Philosophy Lexicon of Arguments

Twodimensional semantics: Twodimensional are semantics that take into account both the properties of a situation described by a statement and the properties of the utterance situation (which need not be identical with the described situation). For example, the statement that one is at location A, B or C is true when it is uttered at location A, B or C (diagonalization). Statements of a particular form are always true, e.g. "I am here now". In this case, the entire two-dimensional matrix is assigned the value "true". Two-dimensional semantics go back to D. Kaplan (D. Kaplan, Demonstratives, in Perry & Wettstein (Eds.) Themes from Kaplan, Oxford, 1989, pp. 481-563). See also context/context dependency, diagonalization, diagonal propositions, A-intensions, C-intensions, Stalnaker intensions, character, content.
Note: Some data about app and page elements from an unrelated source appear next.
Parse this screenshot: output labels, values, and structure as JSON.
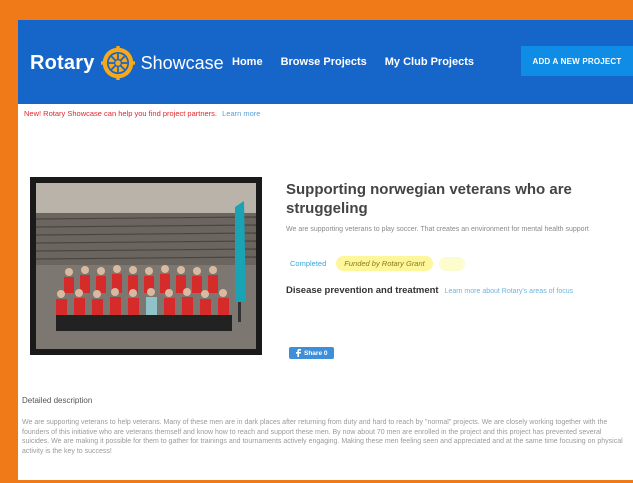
{
  "brand": {
    "name_left": "Rotary",
    "name_right": "Showcase"
  },
  "nav": {
    "home": "Home",
    "browse": "Browse Projects",
    "my_club": "My Club Projects"
  },
  "actions": {
    "add_project": "ADD A NEW PROJECT"
  },
  "notice": {
    "text": "New! Rotary Showcase can help you find project partners.",
    "link": "Learn more"
  },
  "project": {
    "title": "Supporting norwegian veterans who are struggeling",
    "summary": "We are supporting veterans to play soccer. That creates an environment for mental health support",
    "status": "Completed",
    "funding_badge": "Funded by Rotary Grant",
    "area_of_focus": "Disease prevention and treatment",
    "area_link": "Learn more about Rotary's areas of focus",
    "share_label": "Share 0"
  },
  "details": {
    "heading": "Detailed description",
    "body": "We are supporting veterans to help veterans. Many of these men are in dark places after returning from duty and hard to reach by \"normal\" projects. We are closely working together with the founders of this initiative who are veterans themself and know how to reach and support these men. By now about 70 men are enrolled in the project and this project has prevented several suicides. We are making it possible for them to gather for trainings and tournaments actively engaging. Making these men feeling seen and appreciated and at the same time focusing on physical activity is the key to success!"
  },
  "colors": {
    "header_bg": "#1665c9",
    "button_bg": "#0f8de6",
    "frame": "#f07a18",
    "badge_bg": "#fdf69a"
  },
  "icons": {
    "logo": "rotary-wheel-icon",
    "share": "facebook-icon"
  }
}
Annotation: The above characterizations of concepts are neither definitions nor exhausting presentations of problems related to them. Instead, they are intended to give a short introduction to the contributions below. – Lexicon of Arguments.
Author Item    More concepts for author
Jackson, Frank C. Twodimensional Semantics   Jackson, Frank C.
Kaplan, D. Twodimensional Semantics   Kaplan, D.
Lewis, David Twodimensional Semantics   Lewis, David
Stalnaker, R. Twodimensional Semantics   Stalnaker, R.

Ed. Martin Schulz, access date 2017-09-20